Like other groups, the Churches were playing it safe on EI, offering no distinction between the various groups of unemployed and why they are not working, especially those living on the “white hot” Northeast Avalon.

Thought admittedly, there are issues of skills matching, that is only part of the problem.  The truth is, the EI issue says far more about the state of our politics than any issue of EI eligibility. Politics is not just played by governments and political parties; just about every group, these days, churches, unions, perhaps even the bake sale committee, feel a sense of self-righteousness.  They are scared they will be out of step with any group thought competent in matters of political correctness.

The way all these groups see it, having to distinguish between eligibility and what has become ‘entitlement’, is fraught with risk, so why bother. And, anyway, the claims come out of some miraculous pot! It doesn’t cost us anything, does it!  

It is not a big leap to differentiate between one group of unemployed, whose remote rural and age characteristics and skills challenges are distinctly different from those of a younger, more urbanized group, who enjoy health and accessibility to job openings.  But, interest groups won’t go down that road; they might muddy a protected position, they might compromise a safe constituency. Can’t have that, can we!

While business types complain, few talk publicly about those who refuse lower wage jobs, even when they offer well above the minimum wage.  

The fact is, governments have corrupted EI policies, for years. They have invented additional qualifying weeks.  They have used the EI system to shore up the votes of seasonal workers.  After four decades of engaging in unbridled abuse and maiming the very purpose for which the system was established, EI ‘entitlement’ has become broadly cultural.

Governments have behaved so badly, and the constituency of EI users is so large, any attempt to plug the system’s most egregious shortcomings, has to be opposed. 

For political parties, churches and unions, any fix is a flag to claim some moral high ground.  They would rather overlook abuse, watch the sense of entitlement grow, and see foreign labourers eagerly sign on to perform work, locals should be doing.

There is one more aspect to this problem, to which the self-righteous are blind. It is this: older, rural fisher people are being used, as cover, to stymy much needed change.  Though they are largely disenfranchised from influence now, that very group may have a far greater claim to better benefits; but they can’t be heard.  The thunder of the self-righteous perpetuates a system, in which they are forced to share with those who can’t get their asses out of bed.   

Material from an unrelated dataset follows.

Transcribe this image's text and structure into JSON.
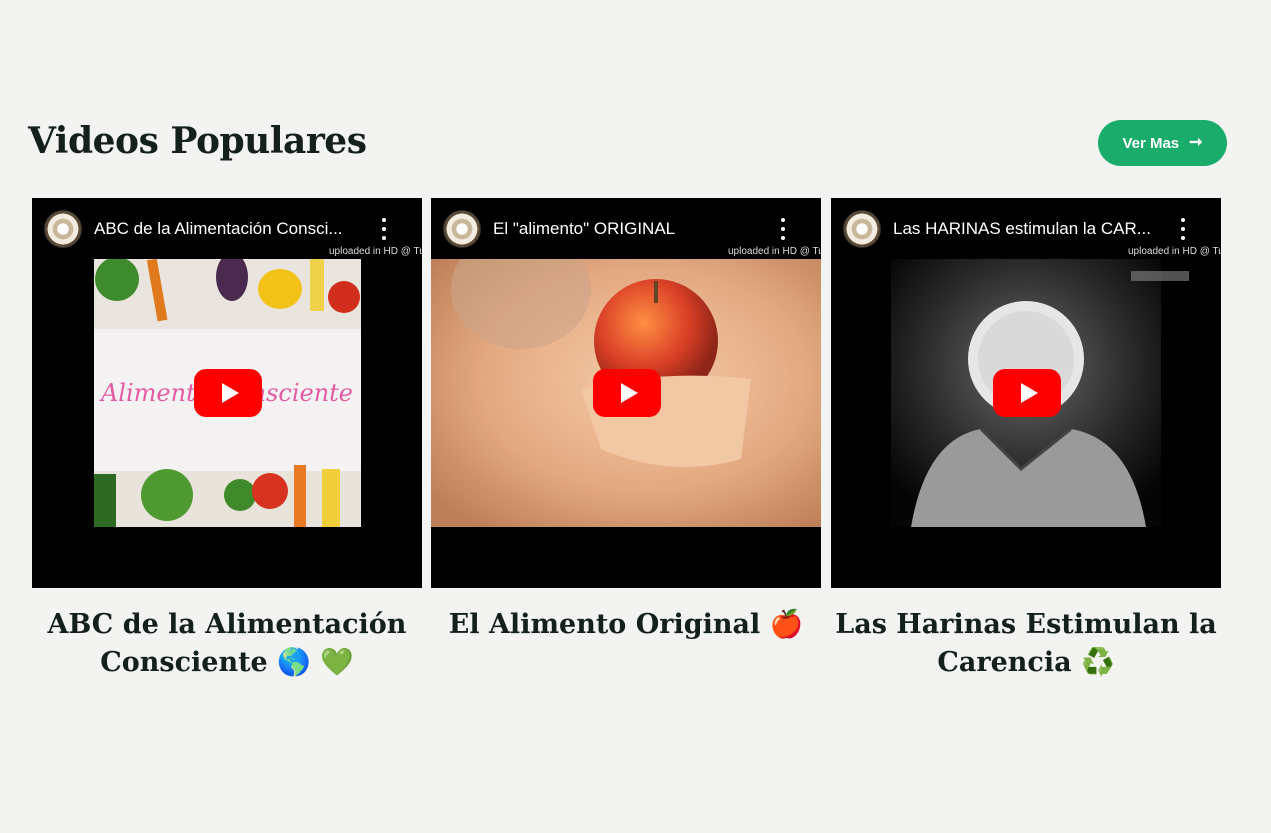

Enlightened public policy ought to trump self-interest and protect the public purse from a system that is flawed.  EI is only, euphemistically, an ‘insurance’ program; but it shouldn’t be.  It needs to be re-invented in a way that punishes frequent users in locations, where jobs are available. It should also recognize aging fisher persons and give them the dignity they are due.  And, yes, it should be calculated to force the hangashores out of bed.   

While foreign workers are welcome, an activist approach to getting healthy people off their fannies should be a priority for any society worth its salt.  EI ‘inspectors’ are one thing, but some better public policy supported by the very groups, who now oppose such change, would be an even better beginning.

It is time that the self-righteous recognized that there is virtue in self-reliance.